Laura and I only had half a day left, but this didn’t stop us from planning the last of our moments together. After planning a “Ferris Bueller’s Day Off” on Monday downtown, we saved the National Museum of Mexican Art for the last day. Once again, props to Laura for finding a free art exhibition I had never been to. We stopped by the Howard Washington library on the way there to print her tickets, and admired its impressive size and modern feel.
We boarded the pink line all the way to Pilsen. I was a little wary since I heard mixed reviews on the safety of the neighborhood, but this particular area was quiet, sunny, and suburban. I have to say the National Museum of Mexican Art in Chicago presented my favorite display of Mexican art outside of Mexico. We saw colorful clay pieces of the Tree of Life, Adam and Eve, and a cheerful grinning La Catrina. We saw family portraits, religious paintings, and an exhibit on the “House on Mango Street,” by Sandra Cisneros. Though I had read the book, I hadn’t realized she’d grown up in the barrio of Chicago. It was amazing to see her typewriter and a beautiful traditional floral dress. Other rooms had more modern pieces– a neon sign that said “Make Tacos not War,” a pink motorcycle, a photography series by Karen Miranda-Rivadeneira called “Other Stories.” The captions that went along with the photos really compelled me.
The caption that moved me the most was: “You only visited me at 6 am, half an hour before going to school. Your visits were always short but constant, constantly trying to sell me your best albums, to pay for your addiction. Last time I saw you, you showed me your ‘homemade’ tattoo. I never thought how important you were, I guess I was too young or embarrassed.
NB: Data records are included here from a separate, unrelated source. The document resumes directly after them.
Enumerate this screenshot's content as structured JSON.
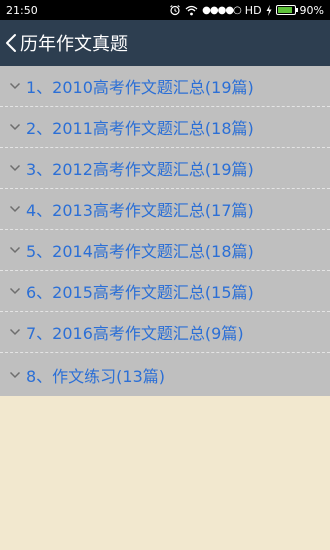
{
  "status_bar": {
    "time": "21:50",
    "signal": "●●●●○",
    "network": "HD",
    "battery_percent": "90%",
    "battery_level": 0.9,
    "icons": [
      "alarm-icon",
      "wifi-icon",
      "signal-icon",
      "charging-icon",
      "battery-icon"
    ]
  },
  "header": {
    "back_icon": "chevron-left-icon",
    "title": "历年作文真题"
  },
  "list": {
    "items": [
      {
        "label": "1、2010高考作文题汇总(19篇)"
      },
      {
        "label": "2、2011高考作文题汇总(18篇)"
      },
      {
        "label": "3、2012高考作文题汇总(19篇)"
      },
      {
        "label": "4、2013高考作文题汇总(17篇)"
      },
      {
        "label": "5、2014高考作文题汇总(18篇)"
      },
      {
        "label": "6、2015高考作文题汇总(15篇)"
      },
      {
        "label": "7、2016高考作文题汇总(9篇)"
      },
      {
        "label": "8、作文练习(13篇)"
      }
    ]
  },
  "colors": {
    "header_bg": "#2d3e50",
    "list_bg": "#bfbfbf",
    "item_text": "#2b6fd6",
    "page_bg": "#f2e8cf"
  }
}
Thank you for seeing someone that was still not there. For you Tonzo, who lived on Cobra St. (they did find you in your favorite place) RIP 1981-96″
Something about that was so hauntingly beautiful and sad. There were of course other pieces, such as a wood sculpture collage, mini house scenes, and a windowpane with traditional Mexican embroidered curtains, but Tonzo’s photo with the caption was the one that moved me most. From there we moved to rooms with more traditional art, traditional wind figures and old woman archetypes, to another room filled exclusively with religious paintings and relics that smelled of the Catholic church. We made our final stop at the gift store before a loud group of students entered the museum. “We came at the right time,” Laura said. I couldn’t agree more.
On our way back I eyed a colorful food cart, filled with colorful fruit bowls. The man handed a girl a large chicarron topped with aguacate and mayonesa, con chile encima. It looked delicious.
“Do you want to go?” Laura asked, teasing me.
“Yeeeeeess,” I whined. I stood in line for the rainbow colored fruit bowl, while a woman talked to the vendor for five to ten minutes and handed him a twenty. I was nervous because I didn’t have too much cash on me.
“Cuanto es?” I asked when I finally got the chance.
“Tres con cincuenta,” he answered. Three fifty! That was the exact amount of cash I had on me, it was all too perfect. I happily handed him my money in exchange for a delicious bowl of fruit.
“Cual quieres?” he asked.
“El de arco iris,” I said happily. I told him sin limon, sin chile, even though it didn’t feel very Mexican of me. Laura saw the big smile on my face when I walked back with a bowl filled to the brim with pineapple, watermelon, melon, canteloupe, and grapes.
“How much was it?” Laura asked. I told her.
“Well I wasn’t interested, but now I’m very interested,” she told me. “I’m going to get one.”
She kept saying “it was a steal, I feel like we were robbing the guy,” over and over while I kept saying “three fifty!” We raved on and on about the fruit even as we sat on a bench on the train platform. We decided that this was the new highlight of our day, and this was another Ferris Wheel moment. When we got home we bought Italian food at the “Half Italian” deli in Logan Square, and brought it to the backyard along with out fruit to enjoy from the comfort of the lounge chairs in the sun. Our last moments were spent recalling what an amazing three days it had been, and what adventures we’d had. We had a bit of stress because her bag zipper broke right before she had to take the train to catch the plane, but in the end it all worked out. We hugged and waved at each other through the turnstiles. I had enjoyed a long 5 day vacation, and soon I would have to go back to work for another three days. But until then I treasured those last moments with her, before the next series of adventures to come.